THE MISADVENTURES OF A FANTASY FOOTBALL FOOL

"THE MISADVENTURES OF A FANTASY FOOTBALL FOOL" ©

Friday, June 20, 2014

Fantasy Football Augury, Chapter 10: Washington Potomac River Basin Indigenous People



QB:  One word of advice in this year's fantasy football draft: don't reach for a quarterback.  And the following is a perfect example of why...

There is one mistake many inexperienced fantasy owners make -- the assumption that fantasy football is just like real football.

Here's a clue: It's not.

The most dangerous thing any fantasy football owner can do is look at a player's stats or profile, strike a pose and say "what have you done for me lately?"  (Maybe it happens in the real world, but fantasy football is not the real world.  It's FANTASY.)

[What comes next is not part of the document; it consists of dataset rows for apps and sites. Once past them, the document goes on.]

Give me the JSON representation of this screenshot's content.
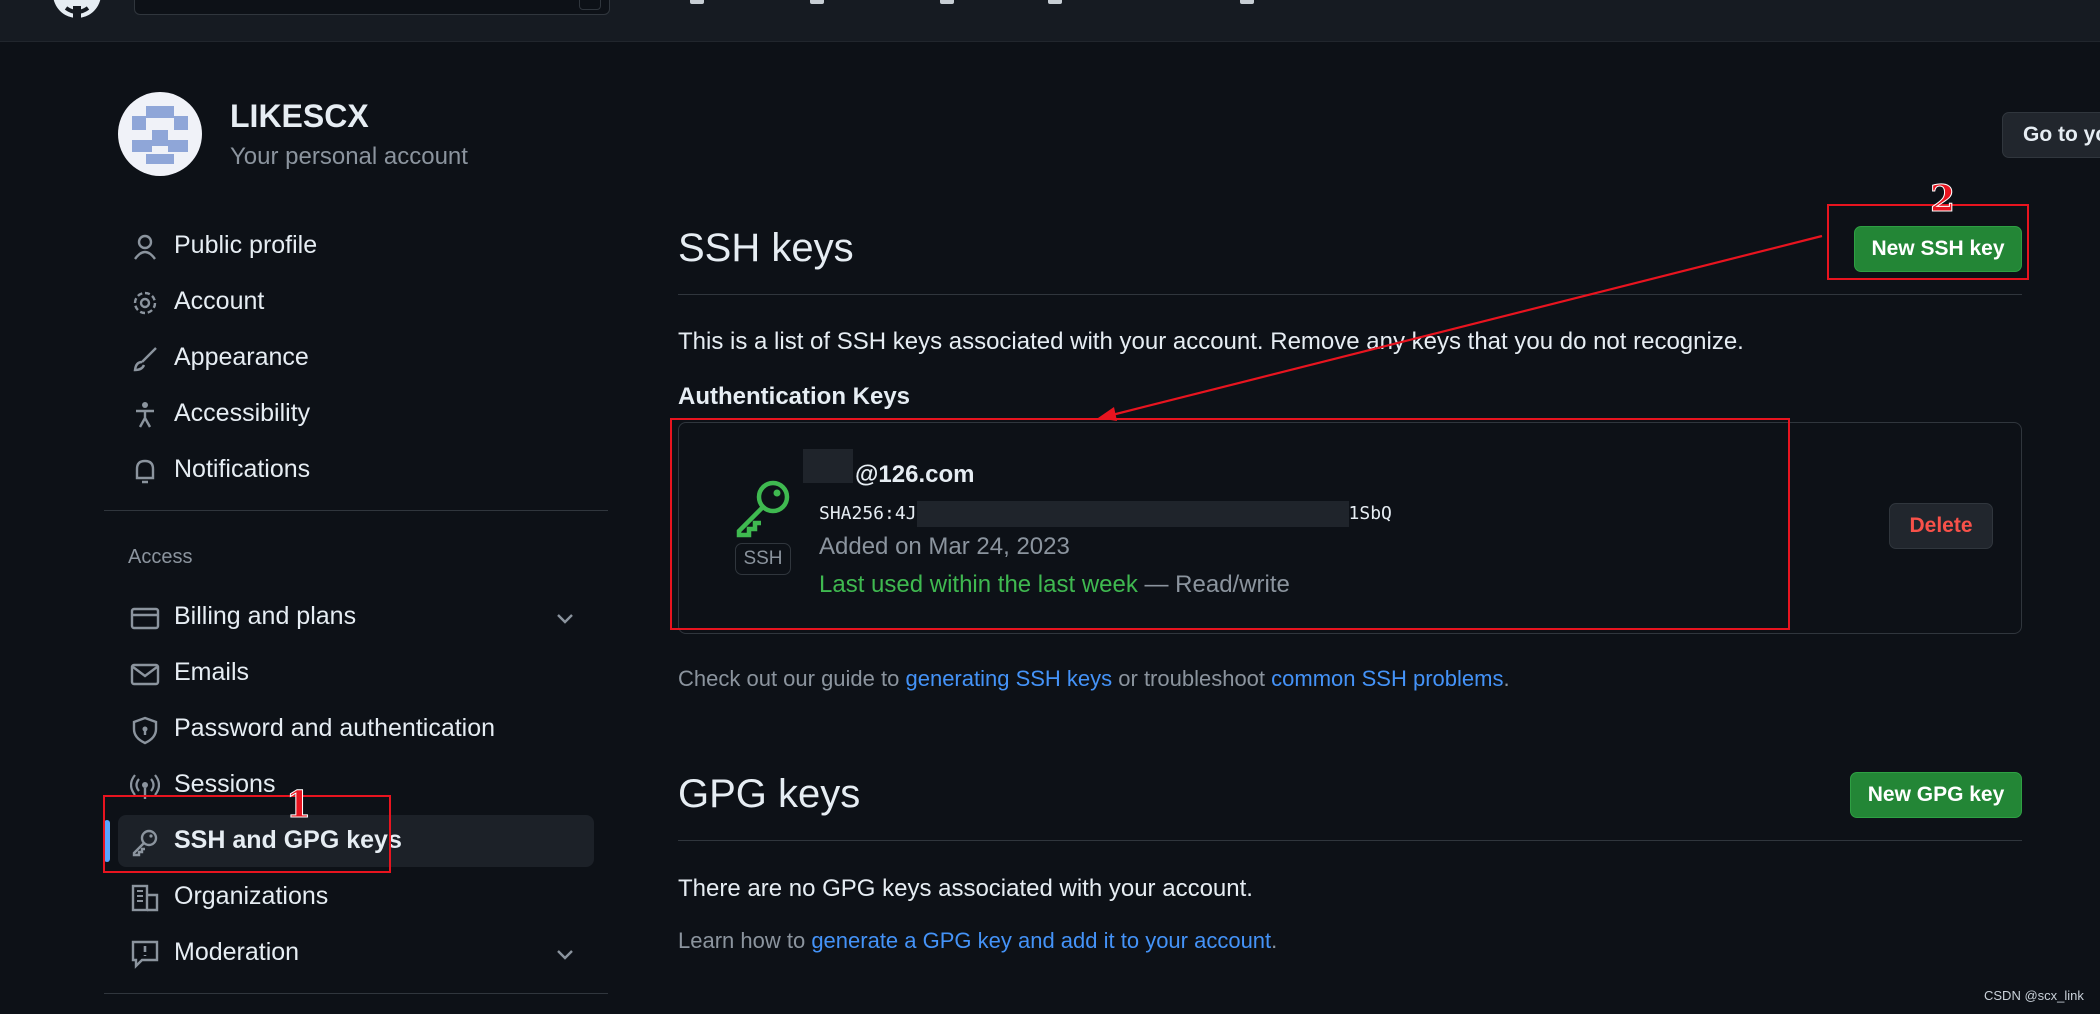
{
  "profile": {
    "username": "LIKESCX",
    "subtitle": "Your personal account",
    "goto_button": "Go to yo"
  },
  "sidebar": {
    "items": [
      {
        "label": "Public profile",
        "icon": "person-icon"
      },
      {
        "label": "Account",
        "icon": "gear-icon"
      },
      {
        "label": "Appearance",
        "icon": "paintbrush-icon"
      },
      {
        "label": "Accessibility",
        "icon": "accessibility-icon"
      },
      {
        "label": "Notifications",
        "icon": "bell-icon"
      }
    ],
    "access_heading": "Access",
    "access_items": [
      {
        "label": "Billing and plans",
        "icon": "credit-card-icon",
        "expandable": true
      },
      {
        "label": "Emails",
        "icon": "mail-icon"
      },
      {
        "label": "Password and authentication",
        "icon": "shield-lock-icon"
      },
      {
        "label": "Sessions",
        "icon": "broadcast-icon"
      },
      {
        "label": "SSH and GPG keys",
        "icon": "key-icon",
        "active": true
      },
      {
        "label": "Organizations",
        "icon": "organization-icon"
      },
      {
        "label": "Moderation",
        "icon": "report-icon",
        "expandable": true
      }
    ]
  },
  "ssh": {
    "title": "SSH keys",
    "new_button": "New SSH key",
    "description": "This is a list of SSH keys associated with your account. Remove any keys that you do not recognize.",
    "auth_heading": "Authentication Keys",
    "key": {
      "title": "@126.com",
      "badge": "SSH",
      "fingerprint_start": "SHA256:4J",
      "fingerprint_end": "1SbQ",
      "added": "Added on Mar 24, 2023",
      "last_used": "Last used within the last week",
      "access": "— Read/write",
      "delete_button": "Delete"
    },
    "guide_prefix": "Check out our guide to ",
    "guide_link1": "generating SSH keys",
    "guide_middle": " or troubleshoot ",
    "guide_link2": "common SSH problems",
    "guide_suffix": "."
  },
  "gpg": {
    "title": "GPG keys",
    "new_button": "New GPG key",
    "empty": "There are no GPG keys associated with your account.",
    "learn_prefix": "Learn how to ",
    "learn_link": "generate a GPG key and add it to your account",
    "learn_suffix": "."
  },
  "annotations": {
    "step1": "1",
    "step2": "2",
    "color": "#e8141f"
  },
  "watermark": "CSDN @scx_link",
  "colors": {
    "background": "#0d1117",
    "accent_green": "#238636",
    "link_blue": "#4493f8",
    "danger_red": "#f85149",
    "active_indicator": "#58a6ff"
  }
}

This is precisely why I love Robert Griffin III this season.

Most fantasy owners are going to recall a gimpy RGIII in 2013, saddled with a knee brace -- which is akin to a chastity belt for a player like RGIII -- who did not live up to expectations last season.

But let's not forget, even though this banged up version of Griffin missed three games, he still had over 3,200 yards passing and 484 yards rushing (fifth-most among quarterbacks).

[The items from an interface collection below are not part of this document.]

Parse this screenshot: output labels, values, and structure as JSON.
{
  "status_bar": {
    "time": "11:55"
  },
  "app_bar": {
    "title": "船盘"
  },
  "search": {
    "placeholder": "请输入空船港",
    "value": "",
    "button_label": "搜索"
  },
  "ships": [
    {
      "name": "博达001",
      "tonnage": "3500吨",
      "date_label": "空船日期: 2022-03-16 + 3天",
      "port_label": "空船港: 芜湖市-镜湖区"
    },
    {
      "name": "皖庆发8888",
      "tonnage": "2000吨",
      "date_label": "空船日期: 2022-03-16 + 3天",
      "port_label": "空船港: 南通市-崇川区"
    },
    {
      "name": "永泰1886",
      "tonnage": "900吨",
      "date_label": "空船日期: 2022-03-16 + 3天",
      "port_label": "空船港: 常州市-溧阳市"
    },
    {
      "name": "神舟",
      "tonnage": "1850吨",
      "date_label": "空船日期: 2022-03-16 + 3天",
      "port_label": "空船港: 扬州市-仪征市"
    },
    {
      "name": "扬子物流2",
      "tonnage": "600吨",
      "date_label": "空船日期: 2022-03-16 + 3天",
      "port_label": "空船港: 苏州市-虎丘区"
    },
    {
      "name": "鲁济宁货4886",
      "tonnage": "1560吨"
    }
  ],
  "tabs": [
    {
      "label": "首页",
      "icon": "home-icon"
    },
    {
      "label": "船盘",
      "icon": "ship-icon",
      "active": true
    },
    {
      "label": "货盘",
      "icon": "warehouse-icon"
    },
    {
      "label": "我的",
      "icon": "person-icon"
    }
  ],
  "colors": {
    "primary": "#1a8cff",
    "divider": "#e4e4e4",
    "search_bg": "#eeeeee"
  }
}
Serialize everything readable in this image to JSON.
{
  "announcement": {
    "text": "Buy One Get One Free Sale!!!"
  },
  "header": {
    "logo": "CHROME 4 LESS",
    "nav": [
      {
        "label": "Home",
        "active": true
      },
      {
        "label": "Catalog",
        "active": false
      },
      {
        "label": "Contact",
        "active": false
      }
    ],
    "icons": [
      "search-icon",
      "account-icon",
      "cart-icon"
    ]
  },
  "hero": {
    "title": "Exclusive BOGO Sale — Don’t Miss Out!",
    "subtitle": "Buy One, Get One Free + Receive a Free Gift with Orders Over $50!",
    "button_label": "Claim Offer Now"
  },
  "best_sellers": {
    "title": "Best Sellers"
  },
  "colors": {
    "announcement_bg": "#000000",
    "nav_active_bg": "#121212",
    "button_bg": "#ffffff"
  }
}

Yes, he did disappoint with only 16 passing touchdowns (and no rushing touchdowns).  But who cares?  Fantasy football is not "What have you done for me lately."  Don't get caught in that trap.

The compelling part is this:  fantasy owners have not yet seen a healthy and experienced Robert Griffin III take the field.  But we will this year.

The Redskins have a quarterback-friendly new head coach, a new offensive system and RGIII has got ridiculously talented weapons around him.  I look for him to explode this season and you can get him for bargain basement value.  He is lower-end top tier material that you can get in the middle rounds of the draft.

Do not draft a quarterback early.

RB:  Speaking of top tier talent, Alfred Morris enters his third professional season as a proven, reliable fantasy running back.  I say that while acknowledging Morris rushed for 325 fewer yards and six fewer touchdowns last year.  Still, he had good enough numbers to be a fantasy starter (1,275 yards rushing, seven TDs).

Despite worries last season that Roy Helu would sap touches away from Morris, Helu carried the ball just 62 times, compared to Morris' dominant 276 rushes.  It's doubtful this year that Helu will be much more than a situational player.

Bear in mind that Gruden's system isn't as running back friendly as Shanahan's, but Morris is the primary bull in the Redskins' running back stable.  He is worthy of a top tier ranking, especially with an improved passing game.  And improved it will be...

WR:  Pierre Garcon had an outstanding season in 2013.  He was tied for most targets in the league (181) and had the most receptions in the league (113).  He also had the eighth-most receiving yards.  All with a beat up quarterback.

It is scary to think what Garcon will do with a healthy RGIII.  But let's keep everything in check here.  While Garcon will have another big year, he drops to the upper level of the second tier because he's got company (and competition) for the ball now.

This offseason, the Redskins pulled off perhaps the best free agent acquisition of the past five years.  Not only did they get a terrific wide receiver in DeSean Jackson, they got him from a divisional rival.

Eagles head coach Chip Kelly called cutting Jackson a "football decision," but this notion is laughable.   Coaches do not cut the best receiver on their team in the prime of his career because it is a solid football decision.

It bears mentioning that Jackson was the first receiver under the age of 30, coming off a 1,300+ yard season, to be cut from a team.

Ever.

In NFL history.

I rest my case.

Jackson had the best season of his six year career in 2013, posting the ninth-most receiving yards in the league (14 yards behind his new teammate, Garcon) and nine touchdowns.  The thought of Jackson and Garcon on the field together should make NFC East defensive coordinators shudder and it should make fantasy owners rub their hands in giddy anticipation.

Jackson is an upper-level second tier receiver, just like Garcon.

TE:  Another player to keep a fantasy eye on is tight end Jordan Reed.  In his rookie season, he was one yard shy of 500 yards receiving although he played in just nine games.  He was eventually placed on IR related to concussion-like symptoms (he actually suffered two last year, but didn't tell anyone about the first), which is the one big red flag I have waving high above his name.

As long as he stays healthy, he could be a top tier prospect in Gruden's new system.  Because of his brain being rattled around I would draft with caution, but he's got a ton of potential.

No comments:

Post a Comment